In this space last week, I highlighted Sister Jean Dolores Schmidt — 98-year-old nun and team chaplain for Loyola-Chicago — after her 11th-seeded Ramblers won in the opening round of the NCAA Tournament.
Thursday night, Sister Jean's team improved to 3-0 in #MarchMadness and advanced -- in yet another last-minute win -- to the Elite Eight.
"I don't care that you broke my bracket," she quipped after Loyola's latest victory.
With each game, Sister Jean's national celebrity just keeps growing.
Among the countless stories about her, the New York Times' Jeff Arnold had a really interesting feature this week on "A Day in the Life of Sister Jean, Media Darling." A note from the piece:
William Behrns, Loyola’s eeassistant athletic director for communications, is one of two staff members who have been assigned to sort the requests for time with Sister Jean since the Ramblers’ success thrust them — and her — onto the national stage last week.
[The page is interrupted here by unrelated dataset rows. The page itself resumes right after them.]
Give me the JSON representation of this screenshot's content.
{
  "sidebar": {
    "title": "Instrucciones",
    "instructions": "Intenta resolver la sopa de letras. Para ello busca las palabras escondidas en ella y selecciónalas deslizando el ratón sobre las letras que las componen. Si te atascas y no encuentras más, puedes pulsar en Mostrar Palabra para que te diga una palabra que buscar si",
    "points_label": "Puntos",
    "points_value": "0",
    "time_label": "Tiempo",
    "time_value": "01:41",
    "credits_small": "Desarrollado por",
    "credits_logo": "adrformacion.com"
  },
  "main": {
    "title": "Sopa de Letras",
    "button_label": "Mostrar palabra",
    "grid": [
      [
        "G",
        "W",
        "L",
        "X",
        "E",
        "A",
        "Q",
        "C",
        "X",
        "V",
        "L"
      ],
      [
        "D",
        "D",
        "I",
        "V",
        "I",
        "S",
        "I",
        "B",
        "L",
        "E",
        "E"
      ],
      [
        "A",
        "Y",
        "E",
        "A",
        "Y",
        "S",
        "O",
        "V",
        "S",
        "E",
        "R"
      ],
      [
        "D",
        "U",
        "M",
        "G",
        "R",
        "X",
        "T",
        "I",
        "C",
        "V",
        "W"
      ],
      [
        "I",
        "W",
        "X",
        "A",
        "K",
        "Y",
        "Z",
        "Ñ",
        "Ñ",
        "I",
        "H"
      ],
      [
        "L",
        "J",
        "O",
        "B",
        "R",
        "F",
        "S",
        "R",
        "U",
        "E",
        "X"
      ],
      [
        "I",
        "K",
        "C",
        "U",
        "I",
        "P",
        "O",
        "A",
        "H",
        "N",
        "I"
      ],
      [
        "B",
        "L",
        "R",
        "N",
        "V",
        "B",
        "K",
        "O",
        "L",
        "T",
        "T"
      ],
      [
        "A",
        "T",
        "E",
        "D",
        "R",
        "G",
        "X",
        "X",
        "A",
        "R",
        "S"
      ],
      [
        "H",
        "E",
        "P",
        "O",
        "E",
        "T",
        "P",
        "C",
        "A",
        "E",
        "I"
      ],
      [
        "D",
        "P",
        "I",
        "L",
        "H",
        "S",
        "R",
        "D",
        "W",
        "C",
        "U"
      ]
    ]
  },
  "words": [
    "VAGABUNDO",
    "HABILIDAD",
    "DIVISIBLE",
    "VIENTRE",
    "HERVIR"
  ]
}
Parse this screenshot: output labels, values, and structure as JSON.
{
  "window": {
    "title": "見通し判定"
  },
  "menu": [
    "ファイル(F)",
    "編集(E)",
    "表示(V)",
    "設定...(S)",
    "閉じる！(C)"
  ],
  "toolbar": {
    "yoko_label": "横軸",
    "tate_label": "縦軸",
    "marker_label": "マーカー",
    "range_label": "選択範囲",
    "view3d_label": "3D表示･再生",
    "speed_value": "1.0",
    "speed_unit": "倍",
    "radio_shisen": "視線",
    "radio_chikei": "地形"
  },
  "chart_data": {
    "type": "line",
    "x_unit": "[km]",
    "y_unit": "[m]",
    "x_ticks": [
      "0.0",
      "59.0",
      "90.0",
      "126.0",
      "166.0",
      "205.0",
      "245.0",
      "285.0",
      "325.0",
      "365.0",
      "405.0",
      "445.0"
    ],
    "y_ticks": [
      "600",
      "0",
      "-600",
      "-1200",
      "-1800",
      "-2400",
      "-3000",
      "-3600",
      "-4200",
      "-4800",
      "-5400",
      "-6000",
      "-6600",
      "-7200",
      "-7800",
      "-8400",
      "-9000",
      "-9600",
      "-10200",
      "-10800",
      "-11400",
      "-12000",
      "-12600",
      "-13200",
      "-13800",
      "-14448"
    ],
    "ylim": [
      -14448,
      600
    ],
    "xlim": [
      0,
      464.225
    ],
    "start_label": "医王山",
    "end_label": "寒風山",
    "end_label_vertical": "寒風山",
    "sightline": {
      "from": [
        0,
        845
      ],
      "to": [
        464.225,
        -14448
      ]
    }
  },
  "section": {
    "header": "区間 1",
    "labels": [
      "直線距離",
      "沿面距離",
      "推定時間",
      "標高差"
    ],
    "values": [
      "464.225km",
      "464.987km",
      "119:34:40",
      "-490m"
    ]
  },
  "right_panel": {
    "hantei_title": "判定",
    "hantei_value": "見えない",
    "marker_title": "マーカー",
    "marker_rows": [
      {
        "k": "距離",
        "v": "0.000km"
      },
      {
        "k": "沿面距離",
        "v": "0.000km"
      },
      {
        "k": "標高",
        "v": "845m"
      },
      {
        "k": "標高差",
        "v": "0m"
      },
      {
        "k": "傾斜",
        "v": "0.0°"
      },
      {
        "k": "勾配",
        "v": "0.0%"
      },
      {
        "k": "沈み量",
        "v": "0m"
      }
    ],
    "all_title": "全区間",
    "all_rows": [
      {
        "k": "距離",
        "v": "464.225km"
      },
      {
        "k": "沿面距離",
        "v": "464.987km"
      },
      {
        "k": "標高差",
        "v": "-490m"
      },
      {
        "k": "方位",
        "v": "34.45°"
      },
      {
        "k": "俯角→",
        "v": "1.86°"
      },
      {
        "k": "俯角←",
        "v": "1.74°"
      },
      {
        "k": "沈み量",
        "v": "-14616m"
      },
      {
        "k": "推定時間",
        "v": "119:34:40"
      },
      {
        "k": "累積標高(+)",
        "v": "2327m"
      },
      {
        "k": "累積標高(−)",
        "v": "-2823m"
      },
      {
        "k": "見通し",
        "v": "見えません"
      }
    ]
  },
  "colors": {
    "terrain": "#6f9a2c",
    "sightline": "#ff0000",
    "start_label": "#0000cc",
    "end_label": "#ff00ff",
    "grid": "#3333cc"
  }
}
Behrns estimated that as of Monday evening, his office had received 75 requests for interviews with Sister Jean, from outlets including “The Tonight Show,” newspapers, radio stations and cable television networks.
Here on the religion beat, we do love this kind of detail:
Sister Jean wakes before dawn, an hour earlier than usual, and immediately spends time in her daily prayer and meditation. She routinely, and almost ironically this week, asks God for a peaceful day. She then meditates on a gospel story; lately, her choices have centered on reminders of God’s love for his children. “Whether we win or lose,” she said in an interview with The New York Times on Tuesday morning, “God is still with us.”
Loyola will face Kansas State, a No. 9 seed, in the South Region final Saturday night. USA Today calls it "an epic underdog battle."
But enough about Sister Jean and Loyola -- for now anyway. Let's dive into the Friday Five: